■ PROVIDED RECORDS
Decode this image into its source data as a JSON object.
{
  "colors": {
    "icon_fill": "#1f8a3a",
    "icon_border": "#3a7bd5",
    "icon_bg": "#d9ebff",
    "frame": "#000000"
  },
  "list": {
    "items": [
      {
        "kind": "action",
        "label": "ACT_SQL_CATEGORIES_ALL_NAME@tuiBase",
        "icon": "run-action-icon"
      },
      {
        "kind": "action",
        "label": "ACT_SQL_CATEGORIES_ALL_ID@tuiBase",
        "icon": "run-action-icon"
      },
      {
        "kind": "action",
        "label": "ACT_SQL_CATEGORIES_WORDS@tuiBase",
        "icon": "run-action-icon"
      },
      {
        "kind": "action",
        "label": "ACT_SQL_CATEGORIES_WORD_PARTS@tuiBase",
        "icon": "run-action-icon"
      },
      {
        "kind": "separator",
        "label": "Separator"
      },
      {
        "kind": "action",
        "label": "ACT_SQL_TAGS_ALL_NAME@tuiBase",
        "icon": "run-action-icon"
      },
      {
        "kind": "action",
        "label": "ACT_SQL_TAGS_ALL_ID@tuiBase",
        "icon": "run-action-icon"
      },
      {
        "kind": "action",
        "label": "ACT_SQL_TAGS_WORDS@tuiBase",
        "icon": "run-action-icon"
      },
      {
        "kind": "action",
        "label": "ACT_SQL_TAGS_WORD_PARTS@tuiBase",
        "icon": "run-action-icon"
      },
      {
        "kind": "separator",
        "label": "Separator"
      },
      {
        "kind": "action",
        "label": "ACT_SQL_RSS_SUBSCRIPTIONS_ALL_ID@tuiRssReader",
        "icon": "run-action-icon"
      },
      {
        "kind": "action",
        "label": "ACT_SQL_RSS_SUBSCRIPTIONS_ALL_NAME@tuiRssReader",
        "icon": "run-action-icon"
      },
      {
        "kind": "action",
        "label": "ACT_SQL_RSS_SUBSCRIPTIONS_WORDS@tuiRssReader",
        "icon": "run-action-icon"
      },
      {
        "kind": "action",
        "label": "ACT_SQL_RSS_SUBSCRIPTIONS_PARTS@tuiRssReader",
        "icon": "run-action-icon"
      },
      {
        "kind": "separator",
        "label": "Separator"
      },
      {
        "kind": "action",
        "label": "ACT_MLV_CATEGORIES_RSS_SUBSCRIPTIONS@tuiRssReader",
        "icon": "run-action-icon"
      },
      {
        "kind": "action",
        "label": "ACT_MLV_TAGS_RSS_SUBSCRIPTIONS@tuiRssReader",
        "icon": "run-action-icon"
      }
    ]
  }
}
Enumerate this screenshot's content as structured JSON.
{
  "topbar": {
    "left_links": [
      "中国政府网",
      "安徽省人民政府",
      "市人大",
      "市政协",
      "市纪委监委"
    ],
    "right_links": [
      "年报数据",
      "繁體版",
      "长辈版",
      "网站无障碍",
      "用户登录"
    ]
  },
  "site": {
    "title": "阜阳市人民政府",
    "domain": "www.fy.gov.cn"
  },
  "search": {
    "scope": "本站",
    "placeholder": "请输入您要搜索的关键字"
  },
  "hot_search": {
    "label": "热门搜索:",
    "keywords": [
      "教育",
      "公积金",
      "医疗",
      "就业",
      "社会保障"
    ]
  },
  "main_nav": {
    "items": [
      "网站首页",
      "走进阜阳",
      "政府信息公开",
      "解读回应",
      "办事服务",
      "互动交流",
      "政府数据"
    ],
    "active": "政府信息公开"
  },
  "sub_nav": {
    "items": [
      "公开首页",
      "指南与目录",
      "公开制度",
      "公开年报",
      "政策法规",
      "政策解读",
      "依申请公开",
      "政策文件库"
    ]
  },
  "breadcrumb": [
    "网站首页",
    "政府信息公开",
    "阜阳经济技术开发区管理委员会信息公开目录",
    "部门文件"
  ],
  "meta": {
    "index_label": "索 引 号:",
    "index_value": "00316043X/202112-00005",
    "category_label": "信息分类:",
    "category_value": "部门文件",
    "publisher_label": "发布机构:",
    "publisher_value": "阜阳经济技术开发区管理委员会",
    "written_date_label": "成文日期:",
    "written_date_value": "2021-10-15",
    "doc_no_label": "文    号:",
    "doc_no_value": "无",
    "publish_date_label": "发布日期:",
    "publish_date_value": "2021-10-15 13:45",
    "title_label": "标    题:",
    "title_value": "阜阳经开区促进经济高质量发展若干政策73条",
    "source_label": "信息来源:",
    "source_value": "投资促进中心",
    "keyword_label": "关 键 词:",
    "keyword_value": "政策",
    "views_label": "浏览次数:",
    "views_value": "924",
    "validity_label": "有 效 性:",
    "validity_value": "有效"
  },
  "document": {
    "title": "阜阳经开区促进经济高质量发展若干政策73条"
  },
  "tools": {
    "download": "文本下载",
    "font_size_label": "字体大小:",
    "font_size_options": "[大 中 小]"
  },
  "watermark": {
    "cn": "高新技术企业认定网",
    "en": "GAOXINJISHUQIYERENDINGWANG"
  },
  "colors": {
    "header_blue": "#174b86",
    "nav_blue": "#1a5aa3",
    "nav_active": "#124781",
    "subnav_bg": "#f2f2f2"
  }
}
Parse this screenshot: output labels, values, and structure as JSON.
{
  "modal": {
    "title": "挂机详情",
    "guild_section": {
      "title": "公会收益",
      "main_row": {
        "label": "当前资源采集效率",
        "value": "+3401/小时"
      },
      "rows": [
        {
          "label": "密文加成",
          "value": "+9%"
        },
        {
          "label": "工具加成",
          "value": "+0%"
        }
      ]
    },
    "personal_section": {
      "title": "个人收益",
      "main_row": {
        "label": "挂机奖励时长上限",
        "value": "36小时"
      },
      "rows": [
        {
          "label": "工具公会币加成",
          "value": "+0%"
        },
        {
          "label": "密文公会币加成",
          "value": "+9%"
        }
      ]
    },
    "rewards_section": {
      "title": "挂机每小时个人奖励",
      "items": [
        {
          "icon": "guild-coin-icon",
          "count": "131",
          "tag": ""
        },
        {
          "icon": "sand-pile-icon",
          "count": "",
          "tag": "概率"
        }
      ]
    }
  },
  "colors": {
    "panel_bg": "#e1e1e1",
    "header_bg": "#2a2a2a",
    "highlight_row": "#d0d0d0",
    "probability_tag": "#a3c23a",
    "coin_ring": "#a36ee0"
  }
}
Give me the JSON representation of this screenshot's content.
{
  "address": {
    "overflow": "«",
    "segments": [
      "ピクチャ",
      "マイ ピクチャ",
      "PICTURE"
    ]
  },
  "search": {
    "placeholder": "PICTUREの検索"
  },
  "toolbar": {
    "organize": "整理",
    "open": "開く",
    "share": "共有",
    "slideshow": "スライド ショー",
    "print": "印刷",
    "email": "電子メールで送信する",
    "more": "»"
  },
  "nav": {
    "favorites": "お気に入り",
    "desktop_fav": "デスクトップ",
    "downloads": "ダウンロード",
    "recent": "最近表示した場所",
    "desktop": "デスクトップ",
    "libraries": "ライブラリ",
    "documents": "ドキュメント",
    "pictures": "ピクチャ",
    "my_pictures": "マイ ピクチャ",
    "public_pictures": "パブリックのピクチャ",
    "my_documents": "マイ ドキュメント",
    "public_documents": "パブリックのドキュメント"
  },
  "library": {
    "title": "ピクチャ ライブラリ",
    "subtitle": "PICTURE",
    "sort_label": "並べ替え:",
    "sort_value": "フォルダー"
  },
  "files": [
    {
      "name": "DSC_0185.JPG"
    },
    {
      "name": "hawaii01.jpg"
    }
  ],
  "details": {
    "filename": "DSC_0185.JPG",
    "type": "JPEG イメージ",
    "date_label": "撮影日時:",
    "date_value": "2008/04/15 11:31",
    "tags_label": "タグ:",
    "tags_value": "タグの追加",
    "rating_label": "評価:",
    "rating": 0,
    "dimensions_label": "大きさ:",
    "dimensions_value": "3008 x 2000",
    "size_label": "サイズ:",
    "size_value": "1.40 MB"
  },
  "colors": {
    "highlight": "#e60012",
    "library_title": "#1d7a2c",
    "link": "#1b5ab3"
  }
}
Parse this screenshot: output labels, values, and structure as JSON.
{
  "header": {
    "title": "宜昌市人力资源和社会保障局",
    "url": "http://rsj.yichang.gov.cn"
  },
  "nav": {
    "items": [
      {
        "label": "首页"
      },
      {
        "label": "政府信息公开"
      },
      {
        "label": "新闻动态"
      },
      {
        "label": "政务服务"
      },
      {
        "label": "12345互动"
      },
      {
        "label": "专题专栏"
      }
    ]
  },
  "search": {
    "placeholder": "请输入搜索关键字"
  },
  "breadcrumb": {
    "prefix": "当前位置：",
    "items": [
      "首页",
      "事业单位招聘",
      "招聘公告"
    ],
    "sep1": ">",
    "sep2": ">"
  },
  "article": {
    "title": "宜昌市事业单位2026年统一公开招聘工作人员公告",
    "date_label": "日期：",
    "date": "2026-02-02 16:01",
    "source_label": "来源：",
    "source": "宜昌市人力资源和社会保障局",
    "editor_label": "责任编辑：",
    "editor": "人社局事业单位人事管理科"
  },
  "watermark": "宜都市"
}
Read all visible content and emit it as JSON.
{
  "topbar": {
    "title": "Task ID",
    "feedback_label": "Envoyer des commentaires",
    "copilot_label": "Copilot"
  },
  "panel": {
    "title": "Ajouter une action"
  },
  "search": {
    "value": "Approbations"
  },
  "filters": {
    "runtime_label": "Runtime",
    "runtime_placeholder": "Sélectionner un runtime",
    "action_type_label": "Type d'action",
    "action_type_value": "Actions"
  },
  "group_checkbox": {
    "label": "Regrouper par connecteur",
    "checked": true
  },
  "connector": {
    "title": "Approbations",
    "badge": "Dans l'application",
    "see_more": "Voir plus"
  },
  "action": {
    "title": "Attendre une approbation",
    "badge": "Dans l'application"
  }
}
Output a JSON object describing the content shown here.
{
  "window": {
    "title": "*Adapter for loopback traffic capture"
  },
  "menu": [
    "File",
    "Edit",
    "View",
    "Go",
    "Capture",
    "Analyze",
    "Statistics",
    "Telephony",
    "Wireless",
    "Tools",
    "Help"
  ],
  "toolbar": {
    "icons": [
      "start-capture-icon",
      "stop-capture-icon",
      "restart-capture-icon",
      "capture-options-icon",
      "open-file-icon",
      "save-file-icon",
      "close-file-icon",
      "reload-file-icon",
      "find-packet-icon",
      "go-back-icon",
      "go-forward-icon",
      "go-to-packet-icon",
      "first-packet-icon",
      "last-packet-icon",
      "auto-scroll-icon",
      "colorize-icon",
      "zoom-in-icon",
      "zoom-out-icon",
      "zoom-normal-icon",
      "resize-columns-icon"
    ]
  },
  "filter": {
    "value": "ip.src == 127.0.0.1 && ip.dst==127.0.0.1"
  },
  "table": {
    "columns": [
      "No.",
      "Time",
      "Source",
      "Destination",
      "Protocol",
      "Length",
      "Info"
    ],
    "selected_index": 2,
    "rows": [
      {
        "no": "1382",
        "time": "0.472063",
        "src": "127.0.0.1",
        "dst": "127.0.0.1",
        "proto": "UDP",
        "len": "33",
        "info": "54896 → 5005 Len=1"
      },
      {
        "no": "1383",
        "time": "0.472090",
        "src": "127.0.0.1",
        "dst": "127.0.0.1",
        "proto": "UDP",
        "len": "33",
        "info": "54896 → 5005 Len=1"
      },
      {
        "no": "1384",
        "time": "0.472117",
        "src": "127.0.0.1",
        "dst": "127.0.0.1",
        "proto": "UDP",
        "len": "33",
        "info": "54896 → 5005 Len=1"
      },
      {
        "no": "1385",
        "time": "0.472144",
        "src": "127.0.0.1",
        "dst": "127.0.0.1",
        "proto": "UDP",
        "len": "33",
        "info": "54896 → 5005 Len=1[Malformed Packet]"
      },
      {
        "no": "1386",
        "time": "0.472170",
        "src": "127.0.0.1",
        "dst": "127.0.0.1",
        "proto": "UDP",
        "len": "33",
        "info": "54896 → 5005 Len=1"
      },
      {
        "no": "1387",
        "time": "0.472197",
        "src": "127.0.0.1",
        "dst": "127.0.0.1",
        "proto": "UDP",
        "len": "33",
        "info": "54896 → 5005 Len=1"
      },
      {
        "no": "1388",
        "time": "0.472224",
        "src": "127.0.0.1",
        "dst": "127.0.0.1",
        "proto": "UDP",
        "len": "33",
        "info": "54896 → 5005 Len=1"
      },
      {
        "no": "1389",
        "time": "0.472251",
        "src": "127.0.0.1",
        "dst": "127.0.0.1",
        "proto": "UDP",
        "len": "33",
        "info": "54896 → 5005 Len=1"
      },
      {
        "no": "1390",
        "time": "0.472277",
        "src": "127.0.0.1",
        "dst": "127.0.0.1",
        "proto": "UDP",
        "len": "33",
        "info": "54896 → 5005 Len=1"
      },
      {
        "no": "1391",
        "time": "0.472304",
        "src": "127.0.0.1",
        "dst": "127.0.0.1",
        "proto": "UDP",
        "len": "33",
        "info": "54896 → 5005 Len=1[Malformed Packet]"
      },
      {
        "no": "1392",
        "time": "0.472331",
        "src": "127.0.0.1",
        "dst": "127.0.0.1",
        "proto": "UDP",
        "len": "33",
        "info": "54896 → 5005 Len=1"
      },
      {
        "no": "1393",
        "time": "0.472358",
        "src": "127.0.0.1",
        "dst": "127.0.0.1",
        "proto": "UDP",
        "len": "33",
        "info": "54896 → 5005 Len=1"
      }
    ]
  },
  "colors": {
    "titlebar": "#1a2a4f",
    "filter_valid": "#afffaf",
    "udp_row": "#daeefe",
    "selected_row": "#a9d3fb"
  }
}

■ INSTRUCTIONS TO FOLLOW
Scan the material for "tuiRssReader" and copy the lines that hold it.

■ ANSWER FOR THE TASK
        "label": "ACT_SQL_RSS_SUBSCRIPTIONS_ALL_ID@tuiRssReader",
        "label": "ACT_SQL_RSS_SUBSCRIPTIONS_ALL_NAME@tuiRssReader",
        "label": "ACT_SQL_RSS_SUBSCRIPTIONS_WORDS@tuiRssReader",
        "label": "ACT_SQL_RSS_SUBSCRIPTIONS_PARTS@tuiRssReader",
        "label": "ACT_MLV_CATEGORIES_RSS_SUBSCRIPTIONS@tuiRssReader",
        "label": "ACT_MLV_TAGS_RSS_SUBSCRIPTIONS@tuiRssReader",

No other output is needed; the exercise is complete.